"El jueves estuve comiendo carne de res."
Translation:I was eating beef on Thursday.
I used "steak" and it was rejected. I though steak was cow meat, what's going on?
A steak isn't necessarily beef. It's a cut of meat prepared by frying, grilling, broiling, etc. It could be beef, pork, veal, etc., even fish.
Steak is too specific. Beef (cow meat) would also include ribs, hamburger meat, liver, etc.
In English, we usually use different words to refer to a living animal as opposed to that same animal as food. A cow is an animal, beef is food. A pig is an animal, pork is food. You would be understood but it's not really correct.
This all has to do with the Norman Conquest of England in 1066 and the fact that Anglo-Saxon (Old English) was relegated to a second-class status and Norman French became the language of government, trade, and society.
Normans didn't interact with the animals (just the meat) as much as the working classes, like farmers, tradespeople, etc. (who were native Anglo-Saxon speakers) did, and so the Norman words (poultry, beef, pork, etc) have persisted as the terms for the flesh of the animals, while the Anglo-Saxon words (hen, cow, swine) became the names of the animals.
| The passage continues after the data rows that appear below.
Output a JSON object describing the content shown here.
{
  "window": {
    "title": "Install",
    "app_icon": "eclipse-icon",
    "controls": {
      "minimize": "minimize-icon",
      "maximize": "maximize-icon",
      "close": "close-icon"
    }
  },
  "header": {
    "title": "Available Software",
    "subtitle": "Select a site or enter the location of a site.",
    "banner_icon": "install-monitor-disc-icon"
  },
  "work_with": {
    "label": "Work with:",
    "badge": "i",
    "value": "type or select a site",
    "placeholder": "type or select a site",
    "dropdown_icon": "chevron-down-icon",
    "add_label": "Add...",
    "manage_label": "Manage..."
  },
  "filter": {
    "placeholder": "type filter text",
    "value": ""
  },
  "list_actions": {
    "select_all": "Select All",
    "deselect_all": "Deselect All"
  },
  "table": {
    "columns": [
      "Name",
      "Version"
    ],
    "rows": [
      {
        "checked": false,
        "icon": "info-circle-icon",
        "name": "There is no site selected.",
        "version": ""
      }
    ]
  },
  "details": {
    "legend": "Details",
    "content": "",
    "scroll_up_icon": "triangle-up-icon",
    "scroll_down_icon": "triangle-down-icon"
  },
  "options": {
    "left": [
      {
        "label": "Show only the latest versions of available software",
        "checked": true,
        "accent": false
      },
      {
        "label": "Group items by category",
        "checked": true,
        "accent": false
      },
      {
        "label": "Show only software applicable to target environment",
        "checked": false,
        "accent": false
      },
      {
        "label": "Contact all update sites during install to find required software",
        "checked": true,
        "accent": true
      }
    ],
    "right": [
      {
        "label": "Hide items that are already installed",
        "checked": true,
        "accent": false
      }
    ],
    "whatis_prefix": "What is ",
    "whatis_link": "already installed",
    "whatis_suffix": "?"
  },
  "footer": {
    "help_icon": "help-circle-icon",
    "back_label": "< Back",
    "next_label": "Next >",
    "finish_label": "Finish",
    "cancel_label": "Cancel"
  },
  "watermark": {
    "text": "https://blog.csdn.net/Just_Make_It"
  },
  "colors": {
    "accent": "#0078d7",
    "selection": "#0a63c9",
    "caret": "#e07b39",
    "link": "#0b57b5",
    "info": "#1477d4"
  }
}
I never knew this. It's good info, and shows how studying the history of a language can inform a study of the people who speak it.